Elior rolls out pizza delivery service for universities and B&I sector: Contract caterer Elior UK is rolling out its pizza delivery service. Having trialled Cheatah at the University of Roehampton in London and Her Majesty’s Naval Base Portsmouth, it will be rolled out to further UK universities and business sector sites. The concept delivers a range of pizzas, sides, dips, desserts and drinks direct to campus halls as well as offering a collection service at Her Majesty’s Naval Base Portsmouth. At the University of Roehampton, more than 5,000 pizzas have been sold since Cheetah launched in September, while at Her Majesty’s Naval Base Portsmouth evening sales have doubled since Cheatah’s introduction and sales increased 45% year-on-year in April. Matthew Joblin, Elior offer development, said: “We created Cheatah so our customers could enjoy freshly cooked, high-quality and affordable meals on demand. Working with chefs and nutritionists, we developed a menu focusing on best-seller combinations from the high street.”
Heineken cuts sugar in cider brands and adds calorie and nutritional information to packaging: Heineken is cutting sugar in its cider brands and adding calorie and nutritional information to packaging. The company has created a new recipe for Bulmers Original that features 100% British apples and contains 30% less sugar.

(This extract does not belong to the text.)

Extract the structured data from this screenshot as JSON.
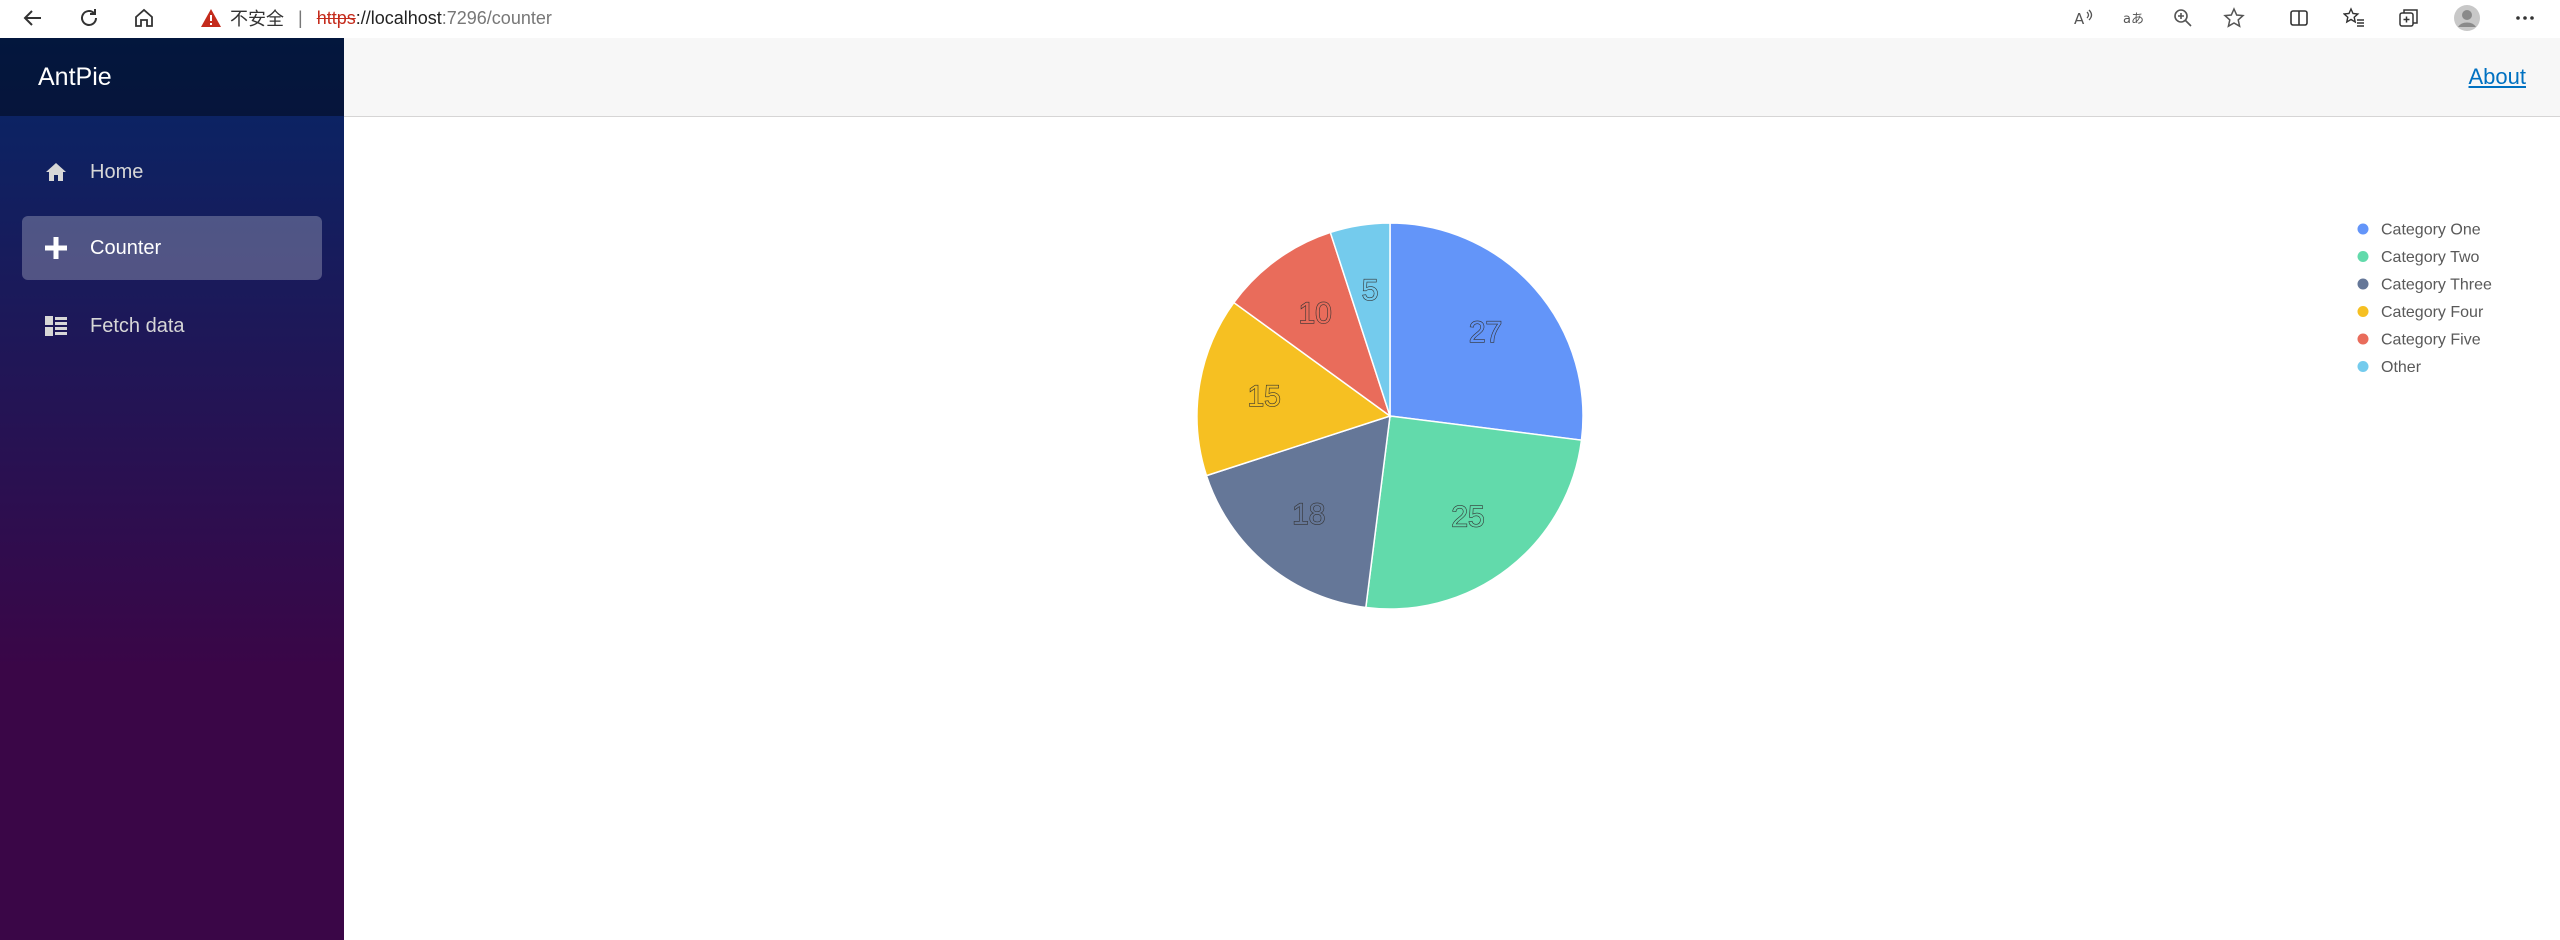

The sugar content of Old Mout has also been cut by 30%, Heineken said, with sugar being reduced through “natural techniques without adding artificial sweeteners”. Heineken UK marketing director Cindy Tervoort said: “We know UK consumers are thinking more about what they consume and where it has come from. We have already made changes to our beer and now our entire cider range will give consumers calorie and ingredient information to help them make informed choices. We hope this move will inspire the rest of the cider industry.” Heineken harvests about 30% of apples grown in the UK and has invested £58m in its Herefordshire cider operations in the past two years.
Liverpool-based Lucky Penny Consultancy to launch debut bar restaurant:Liverpool-based hospitality consultancy Lucky Penny is set to open its own bar restaurant in the city. Abditory is due to open in Queen Avenue in October. The name is a 17th century word meaning a “place to hide oneself or valuables” and refers to Queen Avenue being a slightly hidden part of the city. The venue will focus on cocktails, German draught lager, wine, toasties and deli boards and feature floor-to-ceiling doors and outdoor seating. The bar will be operated by Lucky Penny managing director Steven Burgess and Josh Moore, who together founded events company Camp and Furnace. Burgess said: “Everything in Abditory will mean something to us – from the names of drinks and the soundtrack to toastie fillings. We couldn’t be more excited about having our own place in the city centre.”